--- START ---

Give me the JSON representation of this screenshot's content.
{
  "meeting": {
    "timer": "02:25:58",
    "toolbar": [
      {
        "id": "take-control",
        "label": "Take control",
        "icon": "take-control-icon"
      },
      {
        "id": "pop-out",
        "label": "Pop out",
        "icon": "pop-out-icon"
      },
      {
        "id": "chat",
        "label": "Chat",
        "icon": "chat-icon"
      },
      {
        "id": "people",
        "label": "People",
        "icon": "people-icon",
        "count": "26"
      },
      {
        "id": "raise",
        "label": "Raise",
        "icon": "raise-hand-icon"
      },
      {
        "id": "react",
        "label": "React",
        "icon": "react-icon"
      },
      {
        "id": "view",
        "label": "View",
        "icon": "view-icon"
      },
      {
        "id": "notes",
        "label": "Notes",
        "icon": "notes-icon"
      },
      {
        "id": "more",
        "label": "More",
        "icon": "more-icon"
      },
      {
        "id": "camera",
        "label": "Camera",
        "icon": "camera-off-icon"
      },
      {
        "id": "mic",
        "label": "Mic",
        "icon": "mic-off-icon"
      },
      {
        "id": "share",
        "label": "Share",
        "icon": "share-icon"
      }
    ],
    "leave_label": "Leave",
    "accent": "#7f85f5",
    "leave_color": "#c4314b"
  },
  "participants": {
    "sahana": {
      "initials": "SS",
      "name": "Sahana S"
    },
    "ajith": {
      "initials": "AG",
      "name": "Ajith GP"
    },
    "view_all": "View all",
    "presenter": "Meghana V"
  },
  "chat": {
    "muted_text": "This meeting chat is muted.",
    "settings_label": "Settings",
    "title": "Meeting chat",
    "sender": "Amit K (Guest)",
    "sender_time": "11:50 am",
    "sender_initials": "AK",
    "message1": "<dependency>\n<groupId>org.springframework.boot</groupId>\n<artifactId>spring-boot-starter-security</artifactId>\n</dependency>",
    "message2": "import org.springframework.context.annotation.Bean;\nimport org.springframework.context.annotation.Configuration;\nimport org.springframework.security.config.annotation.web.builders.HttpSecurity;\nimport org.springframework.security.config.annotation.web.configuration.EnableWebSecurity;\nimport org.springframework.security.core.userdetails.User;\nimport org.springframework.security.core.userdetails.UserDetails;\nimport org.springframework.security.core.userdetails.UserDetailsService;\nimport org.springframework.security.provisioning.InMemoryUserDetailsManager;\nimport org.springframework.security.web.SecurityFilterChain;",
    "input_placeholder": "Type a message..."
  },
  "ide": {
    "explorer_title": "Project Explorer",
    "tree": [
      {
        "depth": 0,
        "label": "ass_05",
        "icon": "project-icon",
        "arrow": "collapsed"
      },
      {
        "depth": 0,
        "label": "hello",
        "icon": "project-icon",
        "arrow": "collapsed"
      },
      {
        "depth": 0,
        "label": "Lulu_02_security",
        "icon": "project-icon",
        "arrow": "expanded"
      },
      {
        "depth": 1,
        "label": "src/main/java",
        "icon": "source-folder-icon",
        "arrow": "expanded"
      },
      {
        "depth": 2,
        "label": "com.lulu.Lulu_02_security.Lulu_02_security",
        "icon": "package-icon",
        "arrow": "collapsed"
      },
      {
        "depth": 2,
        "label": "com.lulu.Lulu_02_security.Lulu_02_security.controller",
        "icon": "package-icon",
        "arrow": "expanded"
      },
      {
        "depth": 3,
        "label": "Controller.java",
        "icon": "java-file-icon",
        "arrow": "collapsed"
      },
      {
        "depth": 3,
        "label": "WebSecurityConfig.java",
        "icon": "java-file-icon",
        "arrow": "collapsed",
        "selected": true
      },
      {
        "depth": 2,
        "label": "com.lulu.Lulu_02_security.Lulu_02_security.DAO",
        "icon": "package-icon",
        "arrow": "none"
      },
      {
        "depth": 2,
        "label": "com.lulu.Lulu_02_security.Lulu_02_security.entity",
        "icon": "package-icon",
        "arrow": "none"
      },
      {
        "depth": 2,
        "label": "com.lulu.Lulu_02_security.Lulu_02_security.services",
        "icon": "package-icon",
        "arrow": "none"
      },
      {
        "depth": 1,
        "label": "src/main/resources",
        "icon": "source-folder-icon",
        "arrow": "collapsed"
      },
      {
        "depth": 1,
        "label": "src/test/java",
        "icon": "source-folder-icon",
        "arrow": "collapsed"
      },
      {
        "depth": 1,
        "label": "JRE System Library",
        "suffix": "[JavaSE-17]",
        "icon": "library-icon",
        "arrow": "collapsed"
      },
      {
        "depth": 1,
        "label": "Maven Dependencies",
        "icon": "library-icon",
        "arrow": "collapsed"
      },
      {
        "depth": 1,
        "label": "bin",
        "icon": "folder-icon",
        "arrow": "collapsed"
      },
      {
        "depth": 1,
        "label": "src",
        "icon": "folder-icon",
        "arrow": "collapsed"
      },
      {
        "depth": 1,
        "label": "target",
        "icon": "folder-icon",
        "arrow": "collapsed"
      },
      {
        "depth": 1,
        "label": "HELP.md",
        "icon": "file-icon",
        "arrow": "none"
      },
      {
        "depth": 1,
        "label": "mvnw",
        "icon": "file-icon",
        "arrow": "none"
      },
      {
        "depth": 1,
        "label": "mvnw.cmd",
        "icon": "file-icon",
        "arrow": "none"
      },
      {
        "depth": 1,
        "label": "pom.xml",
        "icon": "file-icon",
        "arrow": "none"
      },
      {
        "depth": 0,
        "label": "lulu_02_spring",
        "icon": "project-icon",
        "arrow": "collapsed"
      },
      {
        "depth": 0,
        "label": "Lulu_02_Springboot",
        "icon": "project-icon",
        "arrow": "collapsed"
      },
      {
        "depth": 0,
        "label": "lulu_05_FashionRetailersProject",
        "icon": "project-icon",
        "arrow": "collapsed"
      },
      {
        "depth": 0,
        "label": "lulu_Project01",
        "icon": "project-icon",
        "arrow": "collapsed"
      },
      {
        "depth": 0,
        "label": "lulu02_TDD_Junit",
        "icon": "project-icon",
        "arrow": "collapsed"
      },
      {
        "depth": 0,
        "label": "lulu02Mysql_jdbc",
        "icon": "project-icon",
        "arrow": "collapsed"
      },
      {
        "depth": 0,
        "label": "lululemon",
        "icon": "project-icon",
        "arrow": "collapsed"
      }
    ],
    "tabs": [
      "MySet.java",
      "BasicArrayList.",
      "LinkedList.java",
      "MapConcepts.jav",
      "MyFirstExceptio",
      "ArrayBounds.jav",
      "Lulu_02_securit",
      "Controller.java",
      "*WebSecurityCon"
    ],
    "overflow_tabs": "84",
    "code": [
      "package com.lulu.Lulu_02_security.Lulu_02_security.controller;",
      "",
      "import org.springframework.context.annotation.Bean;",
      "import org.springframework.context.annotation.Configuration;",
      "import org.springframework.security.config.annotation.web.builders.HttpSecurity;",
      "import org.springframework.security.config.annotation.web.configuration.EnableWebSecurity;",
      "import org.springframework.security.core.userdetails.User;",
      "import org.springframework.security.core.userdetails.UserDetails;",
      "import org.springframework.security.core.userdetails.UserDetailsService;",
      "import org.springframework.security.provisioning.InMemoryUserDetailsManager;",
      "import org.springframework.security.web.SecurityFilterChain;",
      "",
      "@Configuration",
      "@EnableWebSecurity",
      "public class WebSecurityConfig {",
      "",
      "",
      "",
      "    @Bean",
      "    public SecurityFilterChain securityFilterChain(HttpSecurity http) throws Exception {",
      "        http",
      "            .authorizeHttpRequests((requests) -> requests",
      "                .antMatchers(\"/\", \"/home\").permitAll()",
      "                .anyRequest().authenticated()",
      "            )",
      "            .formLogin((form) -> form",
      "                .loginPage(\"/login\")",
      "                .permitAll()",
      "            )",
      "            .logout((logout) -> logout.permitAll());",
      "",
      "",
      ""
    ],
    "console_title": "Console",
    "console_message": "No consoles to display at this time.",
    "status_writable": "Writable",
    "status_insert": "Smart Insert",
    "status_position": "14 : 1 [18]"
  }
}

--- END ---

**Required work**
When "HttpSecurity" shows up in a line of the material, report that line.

**Written answer**
    "message2": "import org.springframework.context.annotation.Bean;\nimport org.springframework.context.annotation.Configuration;\nimport org.springframework.security.config.annotation.web.builders.HttpSecurity;\nimport org.springframework.security.config.annotation.web.configuration.EnableWebSecurity;\nimport org.springframework.security.core.userdetails.User;\nimport org.springframework.security.core.userdetails.UserDetails;\nimport org.springframework.security.core.userdetails.UserDetailsService;\nimport org.springframework.security.provisioning.InMemoryUserDetailsManager;\nimport org.springframework.security.web.SecurityFilterChain;",
      "import org.springframework.security.config.annotation.web.builders.HttpSecurity;",
      "    public SecurityFilterChain securityFilterChain(HttpSecurity http) throws Exception {",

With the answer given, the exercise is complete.